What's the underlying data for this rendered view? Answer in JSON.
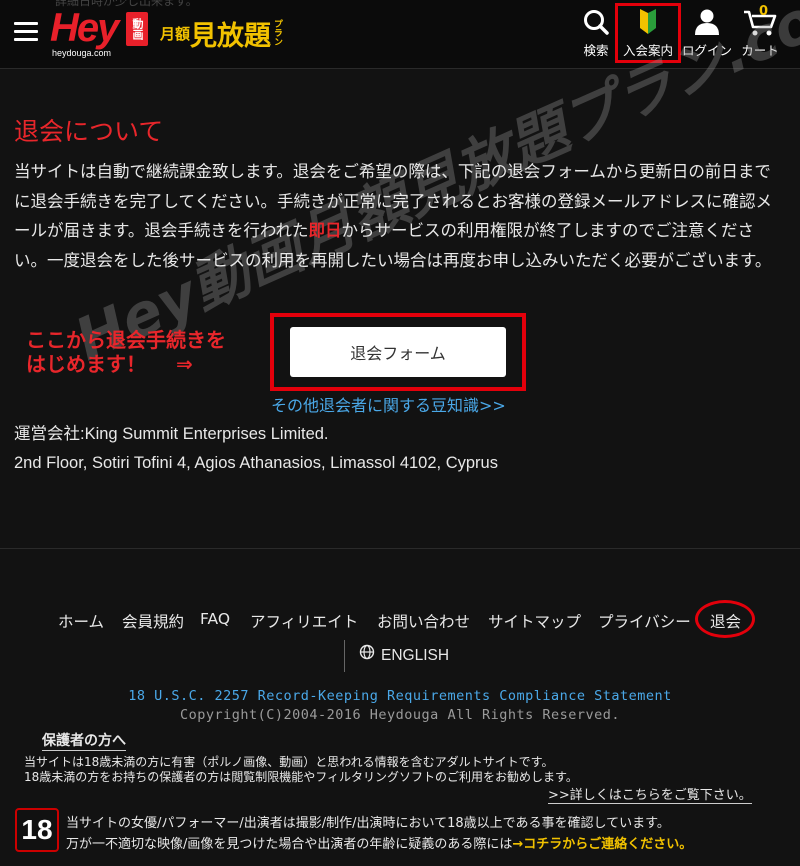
{
  "header": {
    "top_text": "詳細日時が少し出来ます。",
    "logo": {
      "main": "Hey",
      "badge": "動画",
      "domain": "heydouga.com"
    },
    "plan": {
      "small": "月額",
      "big": "見放題",
      "tiny": "プラン"
    },
    "nav": [
      {
        "label": "検索",
        "icon": "search-icon"
      },
      {
        "label": "入会案内",
        "icon": "beginner-mark-icon"
      },
      {
        "label": "ログイン",
        "icon": "user-icon"
      },
      {
        "label": "カート",
        "icon": "cart-icon",
        "count": "0"
      }
    ]
  },
  "main": {
    "title": "退会について",
    "desc_before": "当サイトは自動で継続課金致します。退会をご希望の際は、下記の退会フォームから更新日の前日までに退会手続きを完了してください。手続きが正常に完了されるとお客様の登録メールアドレスに確認メールが届きます。退会手続きを行われた",
    "desc_highlight": "即日",
    "desc_after": "からサービスの利用権限が終了しますのでご注意ください。一度退会をした後サービスの利用を再開したい場合は再度お申し込みいただく必要がございます。",
    "cta_line1": "ここから退会手続きを",
    "cta_line2": "はじめます！",
    "cta_arrow": "⇒",
    "form_button": "退会フォーム",
    "trivia_link": "その他退会者に関する豆知識>>",
    "company_line1": "運営会社:King Summit Enterprises Limited.",
    "company_line2": "2nd Floor, Sotiri Tofini 4, Agios Athanasios, Limassol 4102, Cyprus"
  },
  "watermark": "Hey動画月額見放題プラン.com",
  "footer": {
    "nav": [
      "ホーム",
      "会員規約",
      "FAQ",
      "アフィリエイト",
      "お問い合わせ",
      "サイトマップ",
      "プライバシー",
      "退会"
    ],
    "language": "ENGLISH",
    "usc": "18 U.S.C. 2257 Record-Keeping Requirements Compliance Statement",
    "copyright": "Copyright(C)2004-2016 Heydouga All Rights Reserved.",
    "guardian_title": "保護者の方へ",
    "guardian_line1": "当サイトは18歳未満の方に有害（ポルノ画像、動画）と思われる情報を含むアダルトサイトです。",
    "guardian_line2": "18歳未満の方をお持ちの保護者の方は閲覧制限機能やフィルタリングソフトのご利用をお勧めします。",
    "guardian_more": ">>詳しくはこちらをご覧下さい。",
    "badge": "18",
    "notice_line1": "当サイトの女優/パフォーマー/出演者は撮影/制作/出演時において18歳以上である事を確認しています。",
    "notice_line2": "万が一不適切な映像/画像を見つけた場合や出演者の年齢に疑義のある際には",
    "notice_contact": "→コチラからご連絡ください。"
  },
  "colors": {
    "accent_red": "#e8262b",
    "link_blue": "#4aa8e8",
    "brand_yellow": "#f2c200",
    "background": "#121212"
  }
}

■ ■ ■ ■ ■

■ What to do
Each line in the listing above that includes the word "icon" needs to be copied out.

■ Exercise answer
        "icon": "search-icon"
        "icon": "beginner-mark-icon"
        "icon": "user-icon"
        "icon": "cart-icon",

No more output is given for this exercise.